Data provided Start Marker
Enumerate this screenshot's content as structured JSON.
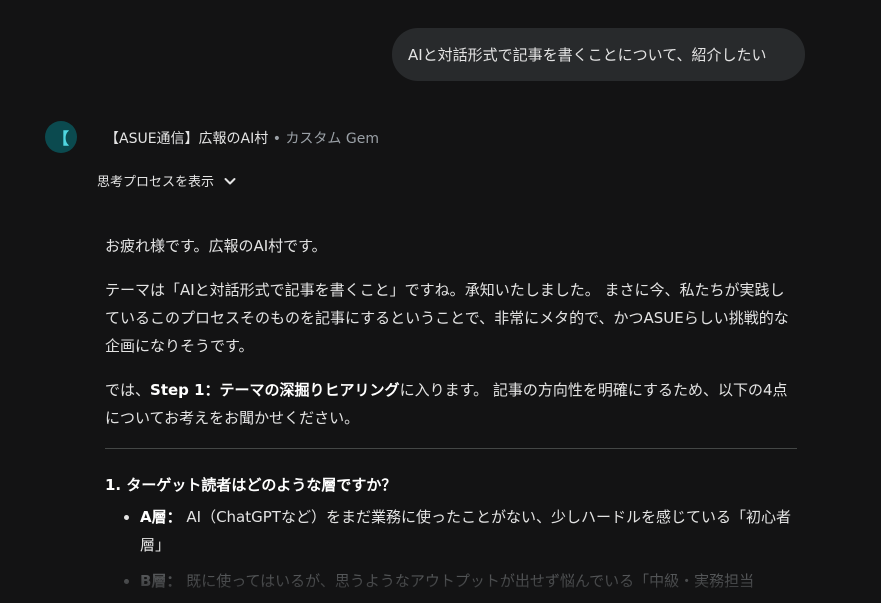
{
  "user_message": "AIと対話形式で記事を書くことについて、紹介したい",
  "gem": {
    "avatar_glyph": "【",
    "name": "【ASUE通信】広報のAI村",
    "separator": " • ",
    "type": "カスタム Gem"
  },
  "thinking_toggle": {
    "label": "思考プロセスを表示",
    "icon": "chevron-down-icon"
  },
  "response": {
    "greeting": "お疲れ様です。広報のAI村です。",
    "intro": "テーマは「AIと対話形式で記事を書くこと」ですね。承知いたしました。 まさに今、私たちが実践しているこのプロセスそのものを記事にするということで、非常にメタ的で、かつASUEらしい挑戦的な企画になりそうです。",
    "step_prefix": "では、",
    "step_bold": "Step 1：テーマの深掘りヒアリング",
    "step_suffix": "に入ります。 記事の方向性を明確にするため、以下の4点についてお考えをお聞かせください。",
    "question_1": "1. ターゲット読者はどのような層ですか？",
    "options": [
      {
        "label": "A層：",
        "text": " AI（ChatGPTなど）をまだ業務に使ったことがない、少しハードルを感じている「初心者層」"
      },
      {
        "label": "B層：",
        "text": " 既に使ってはいるが、思うようなアウトプットが出せず悩んでいる「中級・実務担当"
      }
    ]
  },
  "colors": {
    "background": "#131314",
    "bubble": "#282a2c",
    "avatar_bg": "#0b4a4f",
    "avatar_fg": "#4fd6e0"
  }
}
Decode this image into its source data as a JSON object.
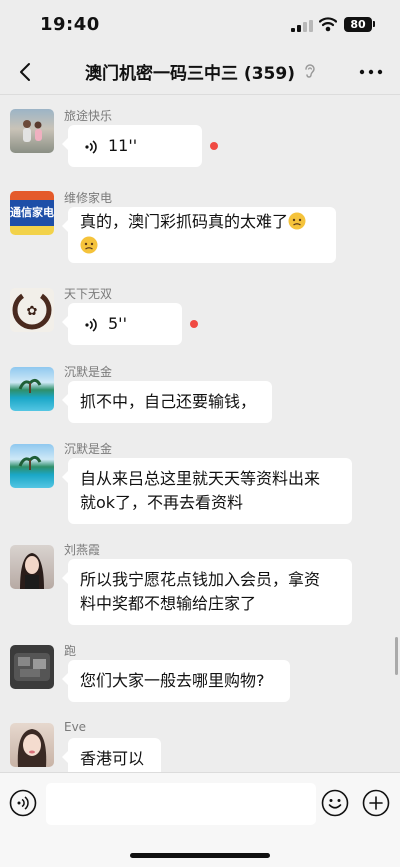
{
  "status_bar": {
    "time": "19:40",
    "battery": "80"
  },
  "nav": {
    "title": "澳门机密一码三中三 (359)",
    "icons": {
      "back": "chevron-left-icon",
      "mute": "ear-icon",
      "more": "ellipsis-icon"
    }
  },
  "messages": [
    {
      "sender": "旅途快乐",
      "type": "voice",
      "duration": "11''",
      "unread": true
    },
    {
      "sender": "维修家电",
      "type": "text",
      "text": "真的，澳门彩抓码真的太难了",
      "avatar_text": "通信家电"
    },
    {
      "sender": "天下无双",
      "type": "voice",
      "duration": "5''",
      "unread": true
    },
    {
      "sender": "沉默是金",
      "type": "text",
      "text": "抓不中，自己还要输钱，"
    },
    {
      "sender": "沉默是金",
      "type": "text",
      "line1": "自从来吕总这里就天天等资料出来",
      "line2": "就ok了，不再去看资料"
    },
    {
      "sender": "刘燕霞",
      "type": "text",
      "line1": "所以我宁愿花点钱加入会员，拿资",
      "line2": "料中奖都不想输给庄家了"
    },
    {
      "sender": "跑",
      "type": "text",
      "text": "您们大家一般去哪里购物?"
    },
    {
      "sender": "Eve",
      "type": "text",
      "text": "香港可以"
    }
  ],
  "input_bar": {
    "message_placeholder": "",
    "icons": {
      "voice": "voice-toggle-icon",
      "emoji": "emoji-icon",
      "add": "plus-icon"
    }
  },
  "colors": {
    "background": "#ededed",
    "bubble": "#ffffff",
    "unread_dot": "#f04a43"
  }
}
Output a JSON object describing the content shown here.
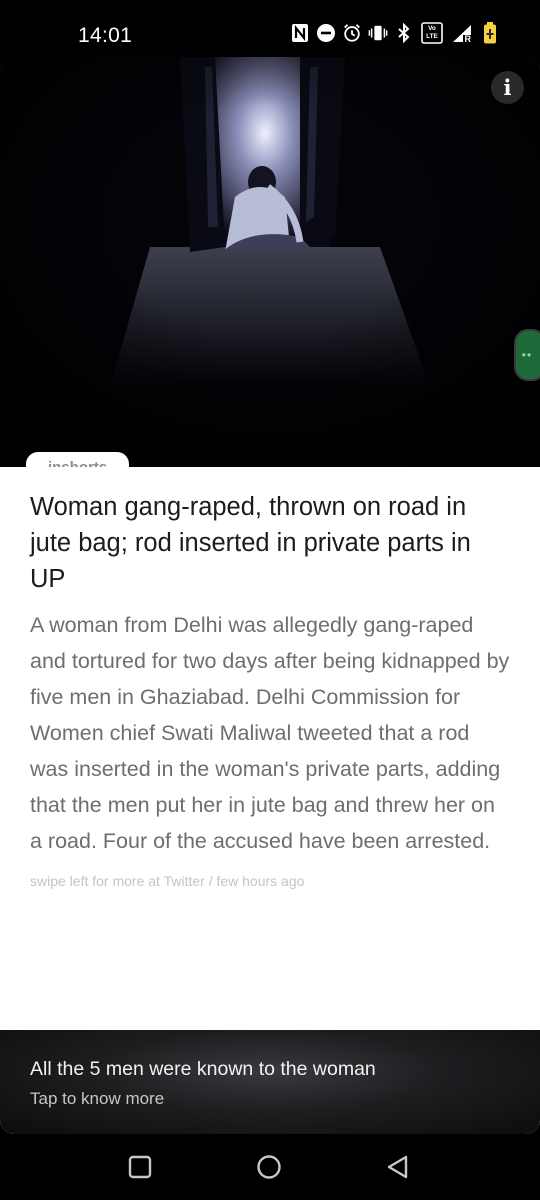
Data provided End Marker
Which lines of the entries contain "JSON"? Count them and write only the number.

3